Clean up! I’m a disaster in the kitchen myself and it is something I’ve been trying hard to remedy over the last few months. I try to keep on top of the dirty dishes as I go and keep my counters clean but it’s a little harder to do when my main focus is keeping the kids safe in the kitchen and I don’t want to be distracted. No matter how messy it gets during the process, afterwards it is time to wipe our hands and face clean before working together to wash all the dishes and clean up the work space.
The cleaning tricks I’ve been trying to implement include:
- Keep Huggies® Wipes handy for quick messy clean-ups: We think the Huggies® Wipes are perfect for wiping down hands between messy food prep stages and even better for getting sticky tomato sauce off of Little Pea’s cheeks. We even used them for wiping down the counter to pick up spilled dry seasonings and simple splatters. I keep a package ready to go right in our work space so we can grab one as needed.

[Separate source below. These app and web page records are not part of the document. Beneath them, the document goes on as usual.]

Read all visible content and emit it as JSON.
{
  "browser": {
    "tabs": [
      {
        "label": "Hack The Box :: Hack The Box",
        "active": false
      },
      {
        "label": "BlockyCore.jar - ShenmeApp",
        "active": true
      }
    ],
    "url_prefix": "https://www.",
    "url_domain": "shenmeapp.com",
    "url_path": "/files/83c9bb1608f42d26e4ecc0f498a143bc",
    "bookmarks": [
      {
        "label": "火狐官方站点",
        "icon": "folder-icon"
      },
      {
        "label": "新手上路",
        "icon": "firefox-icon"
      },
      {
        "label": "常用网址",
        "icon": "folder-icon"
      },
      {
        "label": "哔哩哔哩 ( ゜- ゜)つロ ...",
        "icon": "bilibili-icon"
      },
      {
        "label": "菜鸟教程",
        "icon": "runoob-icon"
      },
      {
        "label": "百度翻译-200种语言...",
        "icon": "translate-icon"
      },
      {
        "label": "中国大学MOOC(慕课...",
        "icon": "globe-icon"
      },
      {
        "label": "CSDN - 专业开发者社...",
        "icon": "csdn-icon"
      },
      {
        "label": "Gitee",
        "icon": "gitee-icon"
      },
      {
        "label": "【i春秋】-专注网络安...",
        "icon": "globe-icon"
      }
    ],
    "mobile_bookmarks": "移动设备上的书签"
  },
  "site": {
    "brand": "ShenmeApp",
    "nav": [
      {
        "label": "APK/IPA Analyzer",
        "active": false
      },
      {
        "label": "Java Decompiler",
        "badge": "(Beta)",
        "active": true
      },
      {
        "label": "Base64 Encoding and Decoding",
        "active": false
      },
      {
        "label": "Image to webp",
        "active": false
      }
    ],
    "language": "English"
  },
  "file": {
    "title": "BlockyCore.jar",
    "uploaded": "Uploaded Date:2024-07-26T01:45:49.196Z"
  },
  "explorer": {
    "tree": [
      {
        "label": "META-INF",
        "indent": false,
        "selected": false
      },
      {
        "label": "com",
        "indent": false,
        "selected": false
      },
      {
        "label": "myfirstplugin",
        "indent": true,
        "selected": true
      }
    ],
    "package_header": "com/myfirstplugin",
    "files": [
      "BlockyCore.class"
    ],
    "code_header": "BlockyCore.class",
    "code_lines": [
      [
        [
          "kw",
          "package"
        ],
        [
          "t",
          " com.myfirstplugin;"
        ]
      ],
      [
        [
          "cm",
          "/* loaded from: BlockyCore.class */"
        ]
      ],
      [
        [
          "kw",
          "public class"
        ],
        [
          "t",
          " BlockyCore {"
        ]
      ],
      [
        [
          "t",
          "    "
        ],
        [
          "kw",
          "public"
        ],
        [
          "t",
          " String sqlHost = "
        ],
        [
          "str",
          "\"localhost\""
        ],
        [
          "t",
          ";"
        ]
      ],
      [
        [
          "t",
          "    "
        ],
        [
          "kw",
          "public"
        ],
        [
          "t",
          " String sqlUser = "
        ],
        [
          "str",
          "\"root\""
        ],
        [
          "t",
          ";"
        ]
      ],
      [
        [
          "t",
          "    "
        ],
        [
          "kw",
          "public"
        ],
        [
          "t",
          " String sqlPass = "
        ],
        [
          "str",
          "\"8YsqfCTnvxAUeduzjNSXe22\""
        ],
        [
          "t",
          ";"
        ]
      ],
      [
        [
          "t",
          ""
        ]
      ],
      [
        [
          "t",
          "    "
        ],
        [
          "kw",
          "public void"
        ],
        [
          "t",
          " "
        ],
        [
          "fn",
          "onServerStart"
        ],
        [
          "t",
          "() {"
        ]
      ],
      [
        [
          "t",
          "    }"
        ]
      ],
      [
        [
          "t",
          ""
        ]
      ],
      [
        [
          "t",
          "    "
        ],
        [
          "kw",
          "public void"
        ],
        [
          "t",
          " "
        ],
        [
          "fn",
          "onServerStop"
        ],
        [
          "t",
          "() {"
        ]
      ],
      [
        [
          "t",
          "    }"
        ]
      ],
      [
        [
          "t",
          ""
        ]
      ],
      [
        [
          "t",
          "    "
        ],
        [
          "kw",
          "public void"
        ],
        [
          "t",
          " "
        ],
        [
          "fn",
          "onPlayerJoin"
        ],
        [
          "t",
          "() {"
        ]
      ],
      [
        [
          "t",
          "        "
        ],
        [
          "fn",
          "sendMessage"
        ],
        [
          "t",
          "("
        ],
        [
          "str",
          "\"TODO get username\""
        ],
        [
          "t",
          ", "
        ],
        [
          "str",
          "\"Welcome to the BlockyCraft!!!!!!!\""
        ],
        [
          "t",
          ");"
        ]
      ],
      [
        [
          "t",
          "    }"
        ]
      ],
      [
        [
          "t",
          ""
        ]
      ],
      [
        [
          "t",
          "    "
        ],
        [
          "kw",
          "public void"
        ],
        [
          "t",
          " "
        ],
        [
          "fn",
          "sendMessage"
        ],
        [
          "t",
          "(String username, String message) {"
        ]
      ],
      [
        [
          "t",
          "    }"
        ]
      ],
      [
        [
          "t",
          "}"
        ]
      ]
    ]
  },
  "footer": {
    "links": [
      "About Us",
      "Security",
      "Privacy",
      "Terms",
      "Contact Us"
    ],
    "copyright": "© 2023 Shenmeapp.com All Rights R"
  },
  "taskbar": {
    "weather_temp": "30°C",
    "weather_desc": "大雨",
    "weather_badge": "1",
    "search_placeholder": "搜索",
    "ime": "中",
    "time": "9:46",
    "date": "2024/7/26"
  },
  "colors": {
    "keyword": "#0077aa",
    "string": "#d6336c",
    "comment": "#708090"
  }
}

- Before you start cooking fill the sink with hot soapy water: A few of our tools had to be used for both recipes and needed a quick wash. When I wash as we go, it is so much easier to quickly grab the tool we need knowing it is ready for use.
- Close the loop: My sister recently gave me this tip she read about–tidy people “close the loop” and finish all the tasks they encounter before moving on. For example, if the dishwasher is full but hasn’t been run, I’ll add the tab and run it and then force myself to hand wash everything that’s left rather than leave the dirty dish pile-up to the side of the sink. I made sure that after our Kitchen Cook-off Challenge that the girls helped me to close all the loops we found in the kitchen. Dishes were put away, tools returned to their drawers, food placed back in the pantry or fridge.
When they moaned about the less-fun clean up chores, I simply reminded them that when the kitchen is clean and all ready to go I’m much more likely to agree to playing another round of our kitchen competition.
Our first experiment with this game was purely fun and not exactly competitive. There were no winners vs. losers and the only prize was the enjoyment of spending the time together. Next time we play, I think it could be fun to do a taste test and have Daddy pick a winner but it is definitely not a required element to play.
P.S. Have your kids been busy making adorable messes lately? If so, enter the Huggies® #hugthemesssweepstakes on Twitter or Instagram for a chance to win $2500! Imagine how you could stock your kitchen competition arena with that prize! Check out all the details and enter the sweepstakes here.
Be sure to check out our other messy fun projects here: